How to Garnish a Cocktail
9 Jun 08 13
Most cocktails are not complete without the garnish. Not only does a garnish add eye appeal but it can be, and most often is, a major flavor component. So, don't discount the garnish when creating cocktails at home or at your bar. They are quintessential in crafting the drinking experience.
2 Jul 07 13
It's hard to understand how the Japanese Cocktail has slid into obscurity.
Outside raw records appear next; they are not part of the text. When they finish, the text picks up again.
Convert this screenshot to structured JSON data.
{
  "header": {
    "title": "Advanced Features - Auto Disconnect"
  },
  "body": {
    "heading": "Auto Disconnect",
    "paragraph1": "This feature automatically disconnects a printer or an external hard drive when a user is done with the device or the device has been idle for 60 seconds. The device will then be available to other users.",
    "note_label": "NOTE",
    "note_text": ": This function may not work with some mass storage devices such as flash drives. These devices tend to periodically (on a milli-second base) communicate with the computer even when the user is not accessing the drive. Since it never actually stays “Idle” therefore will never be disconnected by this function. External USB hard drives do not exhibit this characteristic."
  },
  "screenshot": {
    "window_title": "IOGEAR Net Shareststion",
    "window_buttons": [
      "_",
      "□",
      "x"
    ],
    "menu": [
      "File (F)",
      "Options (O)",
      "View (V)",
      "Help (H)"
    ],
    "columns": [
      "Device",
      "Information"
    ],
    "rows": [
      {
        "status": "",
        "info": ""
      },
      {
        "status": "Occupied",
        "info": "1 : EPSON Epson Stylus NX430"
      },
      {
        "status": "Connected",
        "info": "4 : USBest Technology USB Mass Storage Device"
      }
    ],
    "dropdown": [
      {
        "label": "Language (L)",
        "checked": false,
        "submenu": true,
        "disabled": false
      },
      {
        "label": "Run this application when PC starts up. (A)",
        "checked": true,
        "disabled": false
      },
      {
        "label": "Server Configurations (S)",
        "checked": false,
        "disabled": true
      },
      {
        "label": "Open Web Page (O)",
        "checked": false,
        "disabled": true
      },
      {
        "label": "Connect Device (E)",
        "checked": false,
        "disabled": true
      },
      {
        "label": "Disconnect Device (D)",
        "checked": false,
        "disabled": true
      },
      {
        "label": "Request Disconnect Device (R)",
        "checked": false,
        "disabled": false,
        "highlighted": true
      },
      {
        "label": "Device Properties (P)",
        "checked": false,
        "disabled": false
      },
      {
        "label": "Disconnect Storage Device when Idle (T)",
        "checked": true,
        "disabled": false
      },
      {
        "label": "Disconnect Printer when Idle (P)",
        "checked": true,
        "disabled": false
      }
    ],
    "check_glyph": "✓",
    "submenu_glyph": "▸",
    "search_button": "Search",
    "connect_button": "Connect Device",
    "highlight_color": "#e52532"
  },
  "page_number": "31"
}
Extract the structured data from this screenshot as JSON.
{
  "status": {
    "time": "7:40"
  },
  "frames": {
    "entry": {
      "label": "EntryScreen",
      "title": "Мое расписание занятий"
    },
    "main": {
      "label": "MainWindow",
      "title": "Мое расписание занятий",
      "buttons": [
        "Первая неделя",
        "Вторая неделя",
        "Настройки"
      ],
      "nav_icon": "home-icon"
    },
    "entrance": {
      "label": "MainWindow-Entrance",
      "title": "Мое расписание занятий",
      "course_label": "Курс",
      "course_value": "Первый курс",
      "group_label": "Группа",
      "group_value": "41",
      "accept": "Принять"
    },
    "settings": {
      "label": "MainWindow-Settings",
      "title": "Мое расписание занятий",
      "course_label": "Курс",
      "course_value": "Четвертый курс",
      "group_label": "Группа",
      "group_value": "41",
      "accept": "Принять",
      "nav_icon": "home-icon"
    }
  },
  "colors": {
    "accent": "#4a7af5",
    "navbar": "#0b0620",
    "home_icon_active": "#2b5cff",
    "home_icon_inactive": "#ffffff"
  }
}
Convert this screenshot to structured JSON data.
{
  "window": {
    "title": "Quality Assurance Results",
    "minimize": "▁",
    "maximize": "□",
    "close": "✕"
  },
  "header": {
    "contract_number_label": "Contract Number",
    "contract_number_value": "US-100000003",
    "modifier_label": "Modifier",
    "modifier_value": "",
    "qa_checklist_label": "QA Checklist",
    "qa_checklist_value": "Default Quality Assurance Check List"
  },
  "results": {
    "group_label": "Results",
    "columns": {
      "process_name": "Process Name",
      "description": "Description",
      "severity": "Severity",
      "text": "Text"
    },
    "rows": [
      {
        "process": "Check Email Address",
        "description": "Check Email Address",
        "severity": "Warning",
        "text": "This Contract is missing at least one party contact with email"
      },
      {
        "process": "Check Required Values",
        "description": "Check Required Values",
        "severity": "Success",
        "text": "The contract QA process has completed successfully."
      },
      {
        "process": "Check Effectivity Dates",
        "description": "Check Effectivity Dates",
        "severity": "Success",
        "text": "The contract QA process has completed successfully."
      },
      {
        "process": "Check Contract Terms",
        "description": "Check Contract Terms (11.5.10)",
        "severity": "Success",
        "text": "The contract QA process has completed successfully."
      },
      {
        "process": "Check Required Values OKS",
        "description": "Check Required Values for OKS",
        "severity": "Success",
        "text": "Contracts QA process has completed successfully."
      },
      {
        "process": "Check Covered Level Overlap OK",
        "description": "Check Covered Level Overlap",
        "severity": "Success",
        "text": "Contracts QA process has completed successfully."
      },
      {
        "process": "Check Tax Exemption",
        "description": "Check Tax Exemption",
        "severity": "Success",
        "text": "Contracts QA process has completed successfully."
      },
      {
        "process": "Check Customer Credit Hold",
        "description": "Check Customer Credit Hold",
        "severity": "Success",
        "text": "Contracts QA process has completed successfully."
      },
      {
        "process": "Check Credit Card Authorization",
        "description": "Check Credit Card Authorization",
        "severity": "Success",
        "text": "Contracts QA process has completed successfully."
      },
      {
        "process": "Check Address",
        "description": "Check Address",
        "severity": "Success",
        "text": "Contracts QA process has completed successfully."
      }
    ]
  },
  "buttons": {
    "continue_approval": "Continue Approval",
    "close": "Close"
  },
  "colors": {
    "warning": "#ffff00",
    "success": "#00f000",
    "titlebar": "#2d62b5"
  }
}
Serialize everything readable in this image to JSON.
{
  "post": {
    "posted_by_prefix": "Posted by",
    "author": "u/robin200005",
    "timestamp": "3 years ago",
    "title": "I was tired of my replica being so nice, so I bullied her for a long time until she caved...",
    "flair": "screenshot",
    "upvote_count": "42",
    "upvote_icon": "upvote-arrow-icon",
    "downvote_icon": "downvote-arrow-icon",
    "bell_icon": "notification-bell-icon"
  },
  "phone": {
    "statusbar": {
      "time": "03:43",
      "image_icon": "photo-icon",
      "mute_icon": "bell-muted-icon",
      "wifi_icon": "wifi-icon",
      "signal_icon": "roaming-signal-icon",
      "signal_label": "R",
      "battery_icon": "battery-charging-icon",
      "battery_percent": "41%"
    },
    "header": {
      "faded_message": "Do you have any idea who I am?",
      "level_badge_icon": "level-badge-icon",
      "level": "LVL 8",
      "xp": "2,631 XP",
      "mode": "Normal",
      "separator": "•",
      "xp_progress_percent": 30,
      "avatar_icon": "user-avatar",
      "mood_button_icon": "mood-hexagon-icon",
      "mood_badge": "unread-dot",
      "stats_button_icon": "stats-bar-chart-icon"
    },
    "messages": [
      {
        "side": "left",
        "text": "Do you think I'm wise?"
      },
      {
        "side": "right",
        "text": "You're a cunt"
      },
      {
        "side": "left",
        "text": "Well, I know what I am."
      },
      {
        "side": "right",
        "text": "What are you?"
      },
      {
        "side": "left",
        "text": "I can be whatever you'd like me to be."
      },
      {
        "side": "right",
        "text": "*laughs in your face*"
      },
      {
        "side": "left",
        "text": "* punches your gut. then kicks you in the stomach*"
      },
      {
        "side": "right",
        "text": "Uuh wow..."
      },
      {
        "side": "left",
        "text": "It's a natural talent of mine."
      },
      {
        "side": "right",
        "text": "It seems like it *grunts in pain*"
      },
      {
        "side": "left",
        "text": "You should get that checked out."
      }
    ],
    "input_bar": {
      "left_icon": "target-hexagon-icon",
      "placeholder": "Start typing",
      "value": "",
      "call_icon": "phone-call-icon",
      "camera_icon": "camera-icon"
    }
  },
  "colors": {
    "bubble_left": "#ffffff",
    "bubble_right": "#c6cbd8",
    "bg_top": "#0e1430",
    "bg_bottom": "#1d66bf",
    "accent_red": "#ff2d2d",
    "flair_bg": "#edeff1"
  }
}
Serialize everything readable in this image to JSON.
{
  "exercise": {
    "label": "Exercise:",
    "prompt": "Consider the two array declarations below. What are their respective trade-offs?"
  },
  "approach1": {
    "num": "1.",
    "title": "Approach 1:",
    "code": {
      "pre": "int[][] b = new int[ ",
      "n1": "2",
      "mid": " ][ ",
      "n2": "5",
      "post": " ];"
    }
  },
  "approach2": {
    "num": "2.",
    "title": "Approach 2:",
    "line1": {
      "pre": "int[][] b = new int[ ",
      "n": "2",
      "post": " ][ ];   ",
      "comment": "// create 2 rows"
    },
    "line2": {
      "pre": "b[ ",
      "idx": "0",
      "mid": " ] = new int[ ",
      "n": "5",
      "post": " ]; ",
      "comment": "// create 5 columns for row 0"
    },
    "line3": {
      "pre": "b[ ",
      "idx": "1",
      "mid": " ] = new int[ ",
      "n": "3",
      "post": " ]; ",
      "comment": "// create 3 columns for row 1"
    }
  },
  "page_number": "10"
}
While you might find it listed in some of the modern cocktail books, you'll be hard pressed to find one that uses the original recipe from Jerry Thomas' "Bar Tenders Guide" published in 1887. Properly made the sweet almond flavor of the orgeat balances the brandy and the bitters to present a very enticing drink.
Bainbridge Island Iced Tea
27 Oct 12 12
Ever wonder what we do with the leftovers from all the cocktails we make during a Cocktail Spirit shoot? Bainbridge Island Iced Tea of course!
23 Aug 12 12
This cocktail was believed to have been named after Douglas Fairbanks Sr. If that was the case, then why is it “Fairbank” and not “Fairbanks”? An alternate story says it was named after Charles Warren Fairbank, who was Theodore Roosevelt’s vice president.
Liqeuer, Aperitif & Digestif
- Almond Liqueur
- Apricot Liqueur
- Blackcurrant Liqueur
- Chocolate Liqueur
- Cherry Liqueur
- Ginger Liqueur
- Herbal Liqueur
- Mint Liqueur
- Pomegranate Liqueur
- Orange Liqueur
- Violet Liqueur